The Hockey News rated your top prospects as Jared Cowen, Patrick Wiercock and Robin Lehner. How accurate do you think their ratings were and when do you think you are likely to see any of them play?
That's probably an accurate rating of Ottawa's top prospects. It seems like a given, at this point, that Lehner and Wiercioch will play in the AHL with a revamped Binghamton Senators team, and I'd be surprised if Lehner didn't get the lion's share of starts (or at least half of them). Wiercioch may be ready for NHL time, but I expect a year of pro hockey in the AHL will be better for his development than jumping straight from college to the NHL - especially since he's a more offensive player, and the Senators have a
few of those type already.
Jared Cowen is a different story. He's had huge injury issues in the last year, coming to a head in the World Junior finals last January when he was benched--it was probably his lowest point as a hockey player, at least as a key prospect. The injury question was why he fell to the Senators at ninth overall in the 2009 draft, but there are signs of improvement: He was among the Senators best players at their recent rookie camp. Considering he'll have to go back to the WHL if he doesn't make the NHL, I think he'll get every chance to stick with the Senators. His size and defensive style will help in that front, since the departures of Anton Volchenkov and Andy Sutton have left a hole in the Senators defence. He'll still have to play well, but I'd think he'll be given the benefit of the doubt before being sent back to
Hahaha... I can't say for sure, but given that it was early in the season,I have to think this was the point where Stastny was told he'd be staying with Colorado for the rest of the season, and so he dropped his assigned number in favour of one of his own choosing. As for Liles, maybe he wanted to emulate Chris Phillips' rock-solid playing style, so he did the most obvious thing: Assumed Big Rig's jersey number.

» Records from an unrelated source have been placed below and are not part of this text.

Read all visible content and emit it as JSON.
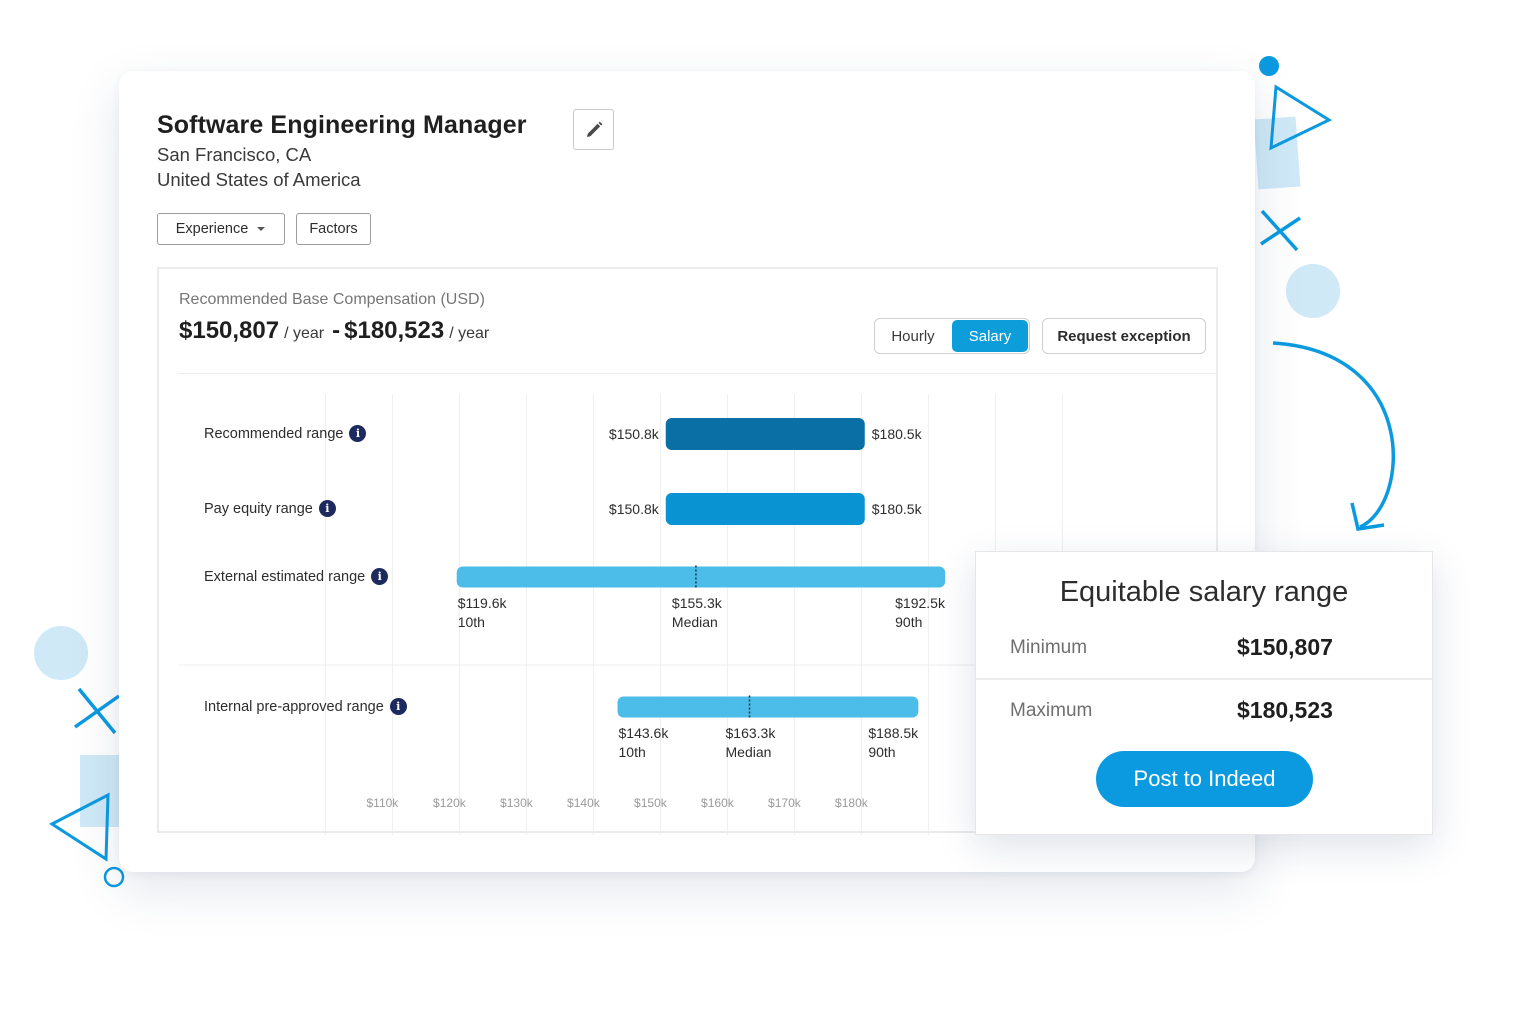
{
  "header": {
    "job_title": "Software Engineering Manager",
    "location_city": "San Francisco, CA",
    "location_country": "United States of America",
    "edit_icon": "pencil-icon"
  },
  "filters": {
    "experience_label": "Experience",
    "factors_label": "Factors"
  },
  "compensation": {
    "title": "Recommended Base Compensation (USD)",
    "min_amount": "$150,807",
    "max_amount": "$180,523",
    "per_label": "/ year",
    "separator": "-",
    "toggle": {
      "hourly": "Hourly",
      "salary": "Salary",
      "selected": "Salary"
    },
    "request_exception_label": "Request exception"
  },
  "chart_data": {
    "type": "bar",
    "orientation": "horizontal-range",
    "x_axis": {
      "ticks": [
        "$110k",
        "$120k",
        "$130k",
        "$140k",
        "$150k",
        "$160k",
        "$170k",
        "$180k"
      ]
    },
    "rows": [
      {
        "label": "Recommended range",
        "min": 150.8,
        "max": 180.5,
        "min_label": "$150.8k",
        "max_label": "$180.5k",
        "color": "#0a6fa5"
      },
      {
        "label": "Pay equity range",
        "min": 150.8,
        "max": 180.5,
        "min_label": "$150.8k",
        "max_label": "$180.5k",
        "color": "#0993d3"
      },
      {
        "label": "External estimated range",
        "min": 119.6,
        "median": 155.3,
        "max": 192.5,
        "min_label": "$119.6k",
        "median_label": "$155.3k",
        "max_label": "$192.5k",
        "min_pct": "10th",
        "median_pct": "Median",
        "max_pct": "90th",
        "color": "#4bbde8"
      },
      {
        "label": "Internal pre-approved range",
        "min": 143.6,
        "median": 163.3,
        "max": 188.5,
        "min_label": "$143.6k",
        "median_label": "$163.3k",
        "max_label": "$188.5k",
        "min_pct": "10th",
        "median_pct": "Median",
        "max_pct": "90th",
        "color": "#4bbde8"
      }
    ],
    "info_icon": "info-icon"
  },
  "popup": {
    "title": "Equitable salary range",
    "minimum_label": "Minimum",
    "minimum_value": "$150,807",
    "maximum_label": "Maximum",
    "maximum_value": "$180,523",
    "post_button": "Post to Indeed"
  },
  "colors": {
    "accent": "#0b9ae0",
    "dark_bar": "#0a6fa5",
    "mid_bar": "#0993d3",
    "light_bar": "#4bbde8",
    "info_dot": "#1d2a5e",
    "decor_light": "#cfe9f7"
  }
}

Thank you Peter, Ryan and all of you who came up with the excellent questions above!